Where the word "JSON" occurs in a line of the data, return the whole line.
⟨
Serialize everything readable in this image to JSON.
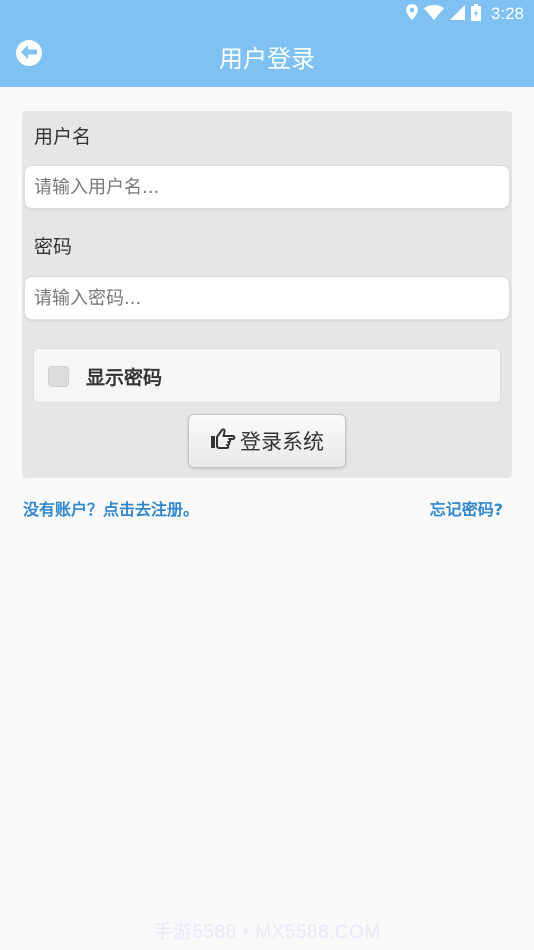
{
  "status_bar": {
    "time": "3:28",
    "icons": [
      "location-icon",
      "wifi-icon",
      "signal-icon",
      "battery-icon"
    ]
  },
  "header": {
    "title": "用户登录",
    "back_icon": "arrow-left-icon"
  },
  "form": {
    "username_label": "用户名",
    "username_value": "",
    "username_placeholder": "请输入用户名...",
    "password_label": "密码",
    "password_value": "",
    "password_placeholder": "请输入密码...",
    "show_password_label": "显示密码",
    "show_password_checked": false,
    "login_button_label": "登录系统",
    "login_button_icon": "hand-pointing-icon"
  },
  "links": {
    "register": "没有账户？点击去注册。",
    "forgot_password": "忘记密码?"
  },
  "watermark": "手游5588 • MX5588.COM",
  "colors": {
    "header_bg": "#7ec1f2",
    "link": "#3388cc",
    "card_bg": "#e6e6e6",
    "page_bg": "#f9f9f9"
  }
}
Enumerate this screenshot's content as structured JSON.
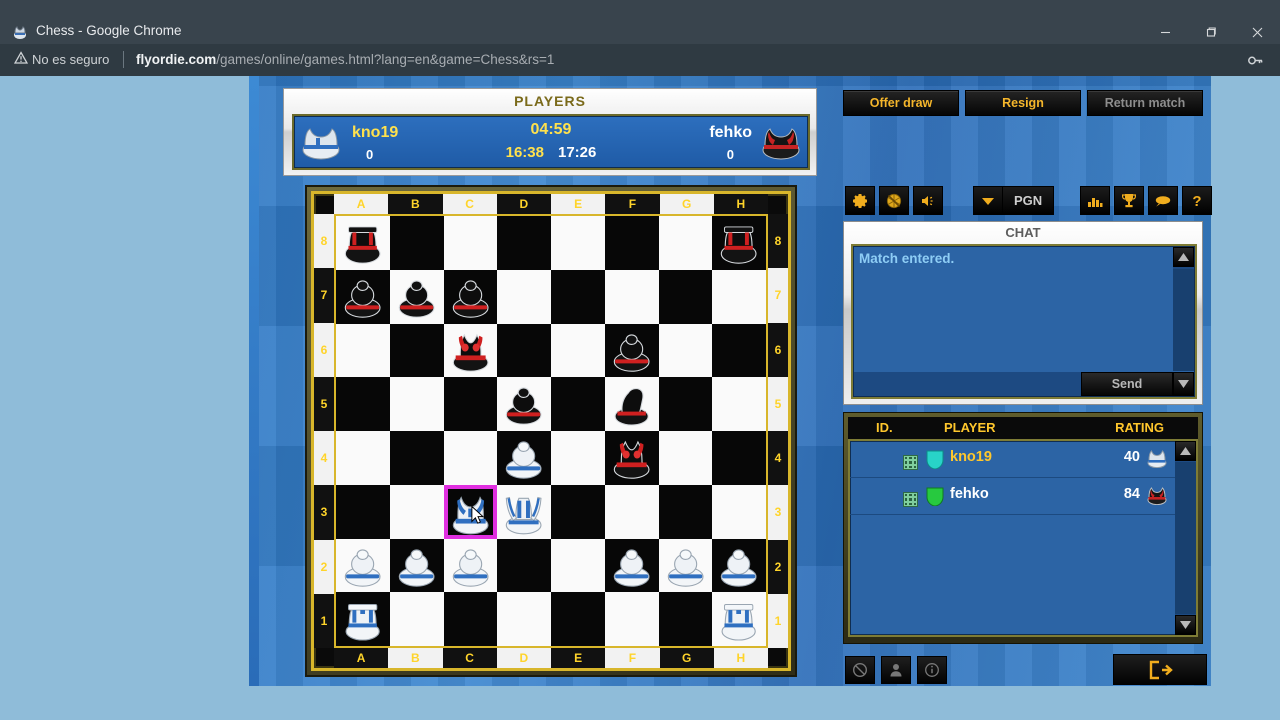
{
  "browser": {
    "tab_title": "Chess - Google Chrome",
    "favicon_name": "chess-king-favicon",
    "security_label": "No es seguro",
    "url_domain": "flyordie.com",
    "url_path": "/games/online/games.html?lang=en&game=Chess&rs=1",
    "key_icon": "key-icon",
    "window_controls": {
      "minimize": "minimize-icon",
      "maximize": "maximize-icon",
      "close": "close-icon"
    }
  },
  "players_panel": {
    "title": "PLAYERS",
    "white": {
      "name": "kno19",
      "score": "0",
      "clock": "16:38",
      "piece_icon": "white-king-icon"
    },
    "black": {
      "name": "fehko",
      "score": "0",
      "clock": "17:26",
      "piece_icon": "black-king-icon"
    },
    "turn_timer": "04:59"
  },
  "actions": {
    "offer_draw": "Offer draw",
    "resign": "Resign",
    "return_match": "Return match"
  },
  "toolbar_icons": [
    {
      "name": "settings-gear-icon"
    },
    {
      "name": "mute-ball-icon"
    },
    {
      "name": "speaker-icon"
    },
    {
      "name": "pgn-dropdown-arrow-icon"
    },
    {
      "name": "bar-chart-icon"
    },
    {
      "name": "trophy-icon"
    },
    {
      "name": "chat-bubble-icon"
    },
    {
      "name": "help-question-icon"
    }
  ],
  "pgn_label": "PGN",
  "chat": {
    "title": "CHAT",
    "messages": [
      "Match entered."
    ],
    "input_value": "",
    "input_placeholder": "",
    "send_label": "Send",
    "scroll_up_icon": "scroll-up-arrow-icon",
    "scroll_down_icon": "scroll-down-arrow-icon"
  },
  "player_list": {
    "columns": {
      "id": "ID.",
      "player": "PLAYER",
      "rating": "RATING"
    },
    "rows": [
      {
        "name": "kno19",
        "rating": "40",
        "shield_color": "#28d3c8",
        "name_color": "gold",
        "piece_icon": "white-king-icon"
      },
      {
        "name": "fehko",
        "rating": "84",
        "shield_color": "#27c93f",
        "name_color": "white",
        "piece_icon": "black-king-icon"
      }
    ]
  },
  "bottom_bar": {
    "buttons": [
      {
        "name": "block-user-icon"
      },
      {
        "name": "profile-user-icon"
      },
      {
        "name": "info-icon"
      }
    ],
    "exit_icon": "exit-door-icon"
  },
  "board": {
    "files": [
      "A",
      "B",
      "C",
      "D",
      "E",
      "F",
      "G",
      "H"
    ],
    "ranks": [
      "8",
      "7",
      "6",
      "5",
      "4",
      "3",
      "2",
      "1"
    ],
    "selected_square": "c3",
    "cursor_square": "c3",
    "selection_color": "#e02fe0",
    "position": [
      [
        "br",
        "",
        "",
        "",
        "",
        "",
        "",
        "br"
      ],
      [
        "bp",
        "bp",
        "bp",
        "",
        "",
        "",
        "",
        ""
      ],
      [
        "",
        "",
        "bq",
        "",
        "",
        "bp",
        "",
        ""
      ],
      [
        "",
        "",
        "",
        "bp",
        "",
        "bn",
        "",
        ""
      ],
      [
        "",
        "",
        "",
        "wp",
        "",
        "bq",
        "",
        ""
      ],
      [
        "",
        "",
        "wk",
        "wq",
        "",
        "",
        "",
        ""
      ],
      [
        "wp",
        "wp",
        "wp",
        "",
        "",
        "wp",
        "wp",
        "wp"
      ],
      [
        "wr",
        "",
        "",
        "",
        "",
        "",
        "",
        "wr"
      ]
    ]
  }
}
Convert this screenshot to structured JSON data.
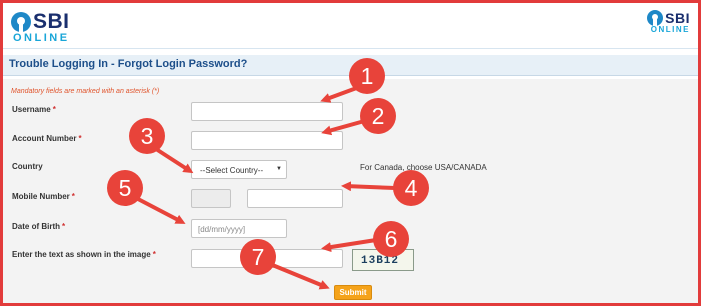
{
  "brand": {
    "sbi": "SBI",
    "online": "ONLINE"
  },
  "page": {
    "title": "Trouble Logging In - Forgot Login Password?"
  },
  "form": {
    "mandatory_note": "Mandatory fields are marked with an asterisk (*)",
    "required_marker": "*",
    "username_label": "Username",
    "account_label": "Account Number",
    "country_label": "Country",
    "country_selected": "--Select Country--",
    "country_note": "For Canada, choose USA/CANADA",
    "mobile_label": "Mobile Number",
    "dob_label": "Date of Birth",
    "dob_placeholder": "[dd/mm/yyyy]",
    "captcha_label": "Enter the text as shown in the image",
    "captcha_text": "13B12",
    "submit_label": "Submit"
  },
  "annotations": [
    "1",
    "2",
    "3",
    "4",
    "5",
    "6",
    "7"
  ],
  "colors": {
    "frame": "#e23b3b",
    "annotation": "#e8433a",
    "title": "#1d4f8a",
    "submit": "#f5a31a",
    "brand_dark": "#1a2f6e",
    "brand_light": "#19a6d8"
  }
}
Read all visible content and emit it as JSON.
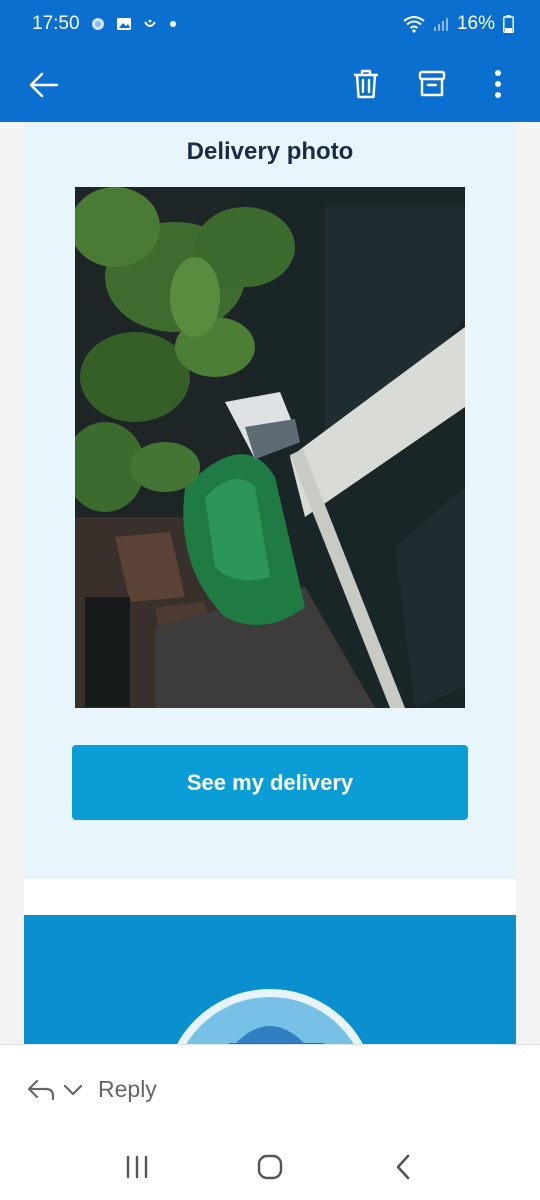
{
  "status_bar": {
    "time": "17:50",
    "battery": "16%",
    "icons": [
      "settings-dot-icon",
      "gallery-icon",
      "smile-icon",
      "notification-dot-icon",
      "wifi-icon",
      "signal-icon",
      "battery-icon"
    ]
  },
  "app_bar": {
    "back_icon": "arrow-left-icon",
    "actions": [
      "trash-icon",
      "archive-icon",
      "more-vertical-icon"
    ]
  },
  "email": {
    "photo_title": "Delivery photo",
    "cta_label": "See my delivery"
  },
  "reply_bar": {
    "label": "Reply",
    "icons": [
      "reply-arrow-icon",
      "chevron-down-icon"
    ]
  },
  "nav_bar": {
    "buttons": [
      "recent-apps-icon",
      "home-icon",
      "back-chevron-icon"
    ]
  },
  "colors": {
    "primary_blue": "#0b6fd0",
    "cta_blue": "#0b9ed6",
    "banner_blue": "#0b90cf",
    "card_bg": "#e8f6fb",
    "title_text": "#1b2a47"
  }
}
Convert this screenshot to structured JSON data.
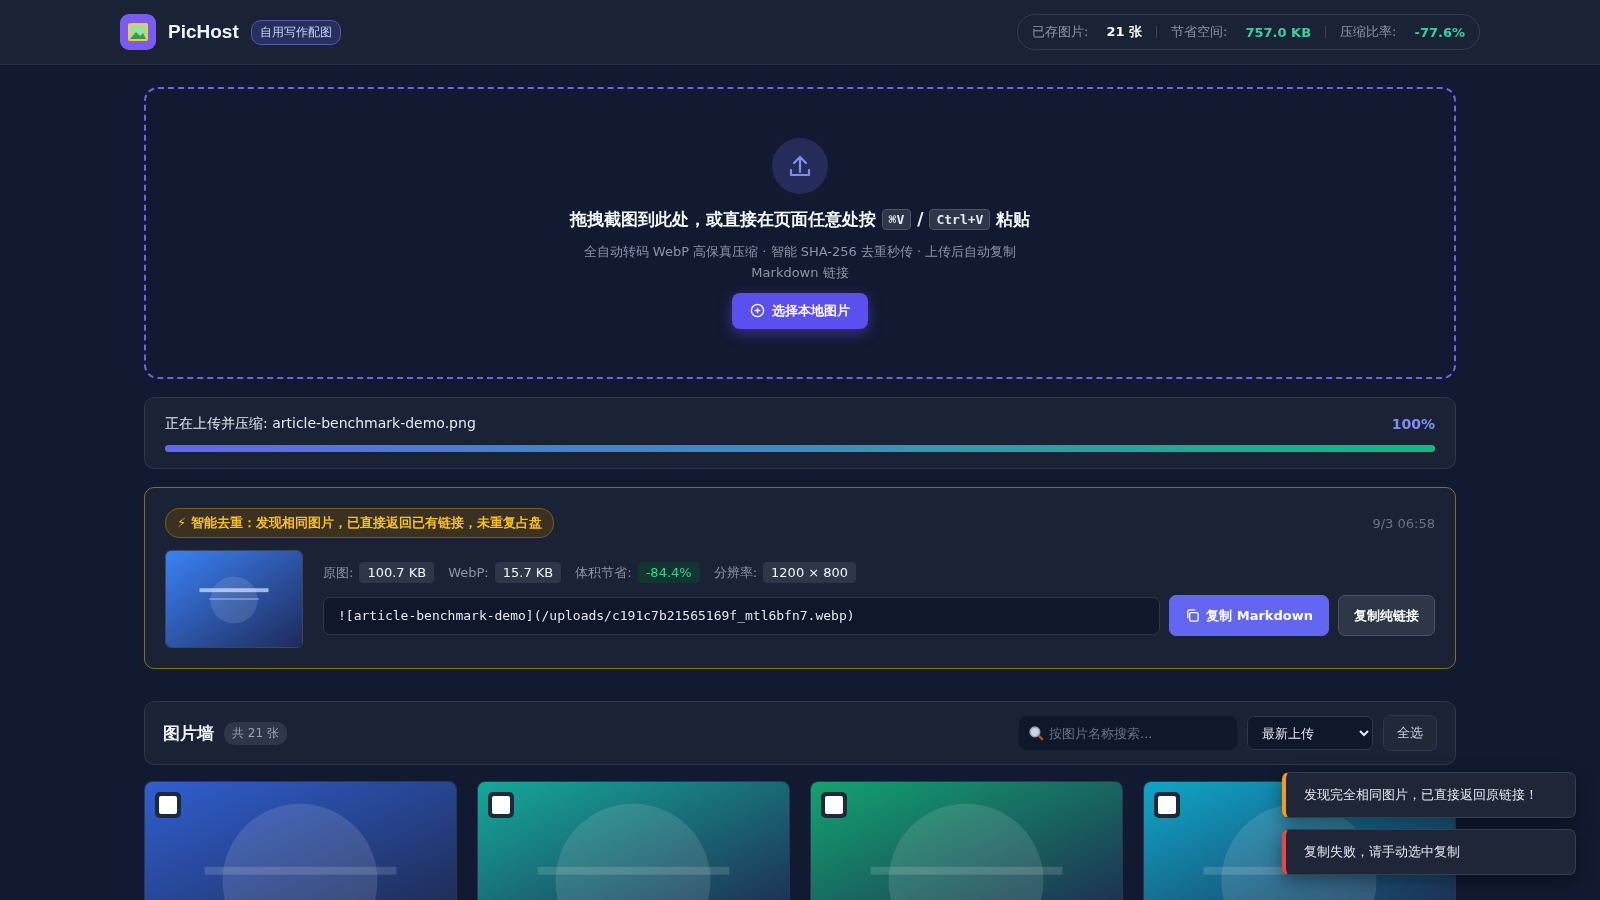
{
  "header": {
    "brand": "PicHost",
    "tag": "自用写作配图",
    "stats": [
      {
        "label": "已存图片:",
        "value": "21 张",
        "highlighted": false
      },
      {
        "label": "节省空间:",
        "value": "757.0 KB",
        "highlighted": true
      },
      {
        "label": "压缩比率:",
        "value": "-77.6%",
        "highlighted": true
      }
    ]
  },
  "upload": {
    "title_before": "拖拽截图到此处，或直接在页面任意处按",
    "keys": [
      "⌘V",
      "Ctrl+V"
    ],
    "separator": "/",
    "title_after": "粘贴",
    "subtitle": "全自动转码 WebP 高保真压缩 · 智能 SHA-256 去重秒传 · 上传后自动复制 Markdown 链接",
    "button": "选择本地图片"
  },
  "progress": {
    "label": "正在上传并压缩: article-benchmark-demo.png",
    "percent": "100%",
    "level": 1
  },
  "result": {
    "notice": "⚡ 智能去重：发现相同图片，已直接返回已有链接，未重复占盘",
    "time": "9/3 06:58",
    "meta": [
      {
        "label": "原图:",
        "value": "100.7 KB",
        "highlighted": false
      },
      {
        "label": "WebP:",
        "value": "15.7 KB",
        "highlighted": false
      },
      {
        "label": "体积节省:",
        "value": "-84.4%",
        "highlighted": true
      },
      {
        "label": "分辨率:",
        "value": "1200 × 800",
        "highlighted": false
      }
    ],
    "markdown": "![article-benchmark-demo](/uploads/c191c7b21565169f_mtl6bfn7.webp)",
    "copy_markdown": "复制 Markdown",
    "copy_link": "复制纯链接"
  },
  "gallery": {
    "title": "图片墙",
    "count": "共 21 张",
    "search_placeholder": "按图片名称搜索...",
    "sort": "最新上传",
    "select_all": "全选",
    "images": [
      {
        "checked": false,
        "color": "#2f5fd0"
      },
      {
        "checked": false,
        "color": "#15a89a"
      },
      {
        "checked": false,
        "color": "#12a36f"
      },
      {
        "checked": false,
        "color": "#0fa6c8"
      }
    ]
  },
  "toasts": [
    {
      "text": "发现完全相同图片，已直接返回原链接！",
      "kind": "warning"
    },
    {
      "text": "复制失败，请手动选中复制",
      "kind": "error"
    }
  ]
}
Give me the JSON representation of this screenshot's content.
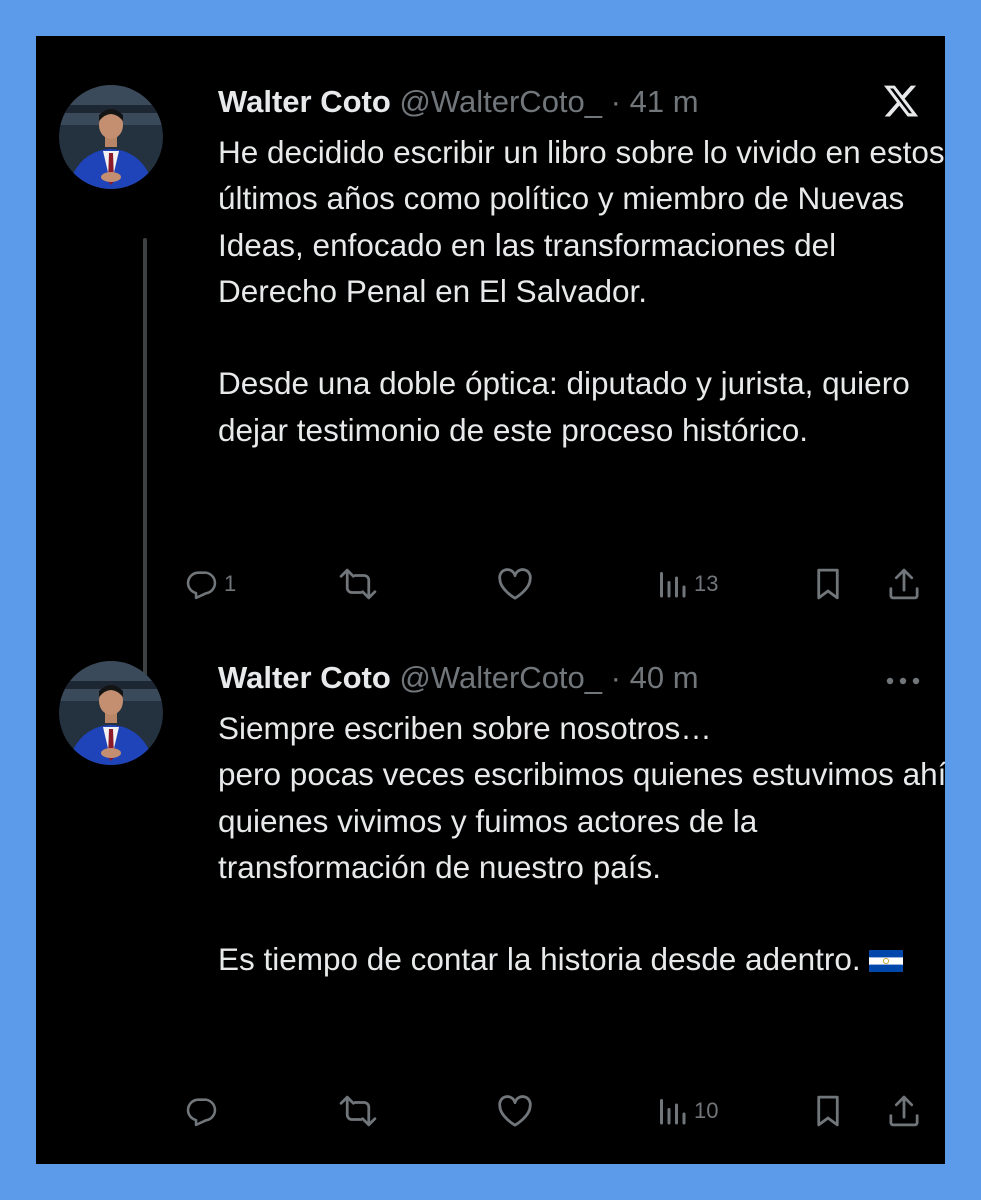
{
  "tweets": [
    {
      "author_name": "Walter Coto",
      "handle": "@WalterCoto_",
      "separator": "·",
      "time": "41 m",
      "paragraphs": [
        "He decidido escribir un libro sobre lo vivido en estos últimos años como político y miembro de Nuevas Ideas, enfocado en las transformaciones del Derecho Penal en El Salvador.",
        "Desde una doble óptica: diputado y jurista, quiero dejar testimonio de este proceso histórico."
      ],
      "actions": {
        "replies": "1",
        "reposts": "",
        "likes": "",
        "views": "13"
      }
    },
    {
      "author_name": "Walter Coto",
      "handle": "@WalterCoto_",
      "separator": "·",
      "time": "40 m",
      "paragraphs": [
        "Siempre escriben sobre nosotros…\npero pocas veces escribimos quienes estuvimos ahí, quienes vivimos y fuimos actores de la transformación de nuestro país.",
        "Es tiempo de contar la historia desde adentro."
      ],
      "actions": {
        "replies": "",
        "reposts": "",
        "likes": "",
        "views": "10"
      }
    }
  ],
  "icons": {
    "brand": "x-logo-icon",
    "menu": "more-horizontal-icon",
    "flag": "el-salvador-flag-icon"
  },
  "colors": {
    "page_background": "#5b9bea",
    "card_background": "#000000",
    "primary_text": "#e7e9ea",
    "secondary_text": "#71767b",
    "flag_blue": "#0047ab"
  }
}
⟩
• Exercise output
Serialize everything readable in this image to JSON.
Enumerate this screenshot's content as structured JSON.
Convert this screenshot to structured JSON data.
Read all visible content and emit it as JSON.
Convert this screenshot to structured JSON data.
Give me the JSON representation of this screenshot's content.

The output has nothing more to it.